After having seen Joshua Bell last week, I was reminded why I was totally crushing on him in 2001. But that's not what this is about. That's just the prologue. It just explains why I've been reading a lot of stuff on the interwebs about him. And I came across something I have to share.
In 2007 the Washington Post did a study. The study consisted of taking Joshua Bell, one of the world's greatest violinists, had him play some amazing (and amazingly difficult) classical music in a Washington DC Metro stop at rush hour. They dressed him up in normal street clothes, put a baseball cap on him, threw a few dollars and change into his violin case, and waited to see who would notice.
This is what happened:
At first, the Washington Post was worried about crowd control. In a city as sophisticated as DC, they thought, someone would surely notice him. Flashbulbs would go off. Things would escalate. The National Guard would arrive. There would be teargas.

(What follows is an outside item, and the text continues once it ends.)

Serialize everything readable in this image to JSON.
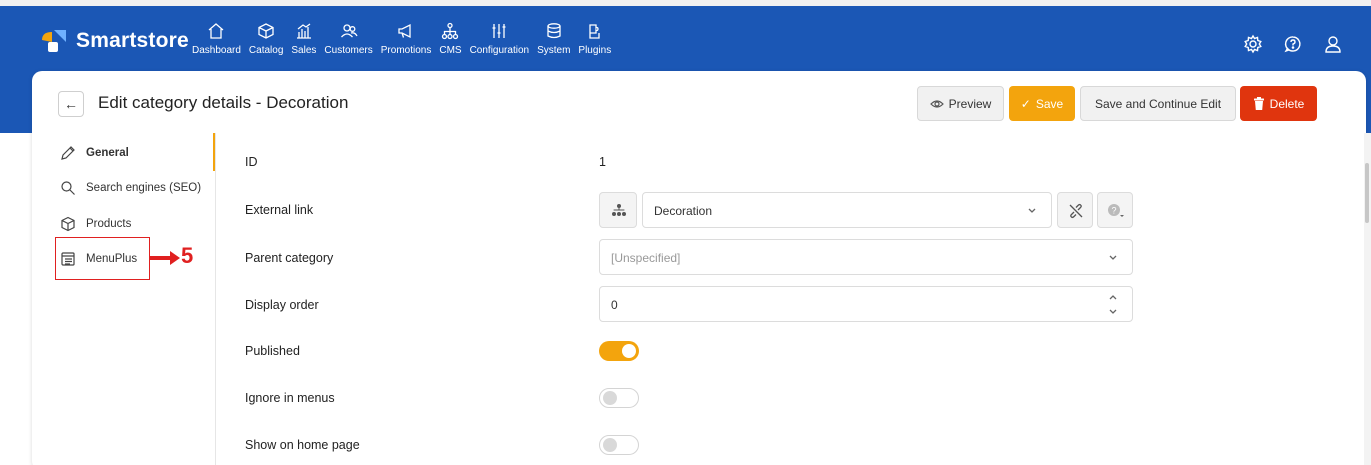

Over 11000 people passed right by him in the 45 minutes he played. One person recognized him. She wasn't a violinist, and she didn't know classical music that well, but she had been at a previous concert of his.
The Washington Post interviewed people afterwards about whether they noticed him, whether they stopped, and why. The article is a fascinating study in psychology. The Post wrote down names and numbers of people who were willing to talk with them about "their commute" for an article. Later on, when reporters called the commuters, they asked whether anything interesting had happened that morning. One man said that he had seen a superb violinist, but he hadn't recognized Joshua Bell, even though he was a fan.
The reporters told the commuters what had actually happened, and why they were actually being interviewed, and most of them were disappointed that they hadn't realized just who they were walking past.
One man remembers all the lottery numbers he played that day, but he can't remember that he was 4 feet away from a virtuoso. One guy took no notice of him at all because he had earbuds in, listening to his ipod.
"For many of us, the explosion in technology has perversely limited, not expanded, our exposure to new experiences. Increasingly, we get our news from sources that think as we already do. And with iPods, we hear what we already know; we program our own playlists.
The song that Calvin Myint was listening to was "Just Like Heaven," by the British rock band The Cure. It's a terrific song, actually. The meaning is a little opaque, and the Web is filled with earnest efforts to deconstruct it. Many are far-fetched, but some are right on point: It's about a tragic emotional disconnect. A man has found the woman of his dreams but can't express the depth of his feeling for her until she's gone. It's about failing to see the beauty of what's plainly in front of your eyes."
I'm fascinated by this experiment. Not just because of all the normal lessons (ie, pay attention to what's going on around you because you never know what you're going to see) but all the subtle stuff. The preparation that went into the experiment, and the things that were going on in the heads of the people who stopped (and didn't stop).
When I was younger, I used to annoy my dad by asking him why he bought what he did. He got a new toothbrush, and I was fascinated by what it was that made him decide on the one he finally got. I mean, if you look in the toothbrush aisle, there are, like, at least 50 you can choose from. I wanted to know what it was about the one he chose that made it the one. Was it the price? The color? The bristles? What?! He never would answer me. He'd just say, "I liked it." Yes, but *why*?
This article starts probing that part of people's brains to find out why they did or didn't stop and listen. Why they did or didn't give money. It's blowing my mind.
If I saw Joshua Bell play in a metro station, I'd totally faint. I'm going to have to keep a lookout now that I know he's prone to such antics. But I wonder what else I could miss because I'm so busy watching out for Joshua Bell. I could miss something equally amazing. Oh man, it's too late to be thinking about all this. It's making my head spin.
The lesson, I guess, is that you pay attention to what's in front of you, because that's all there is, really, to pay attention to.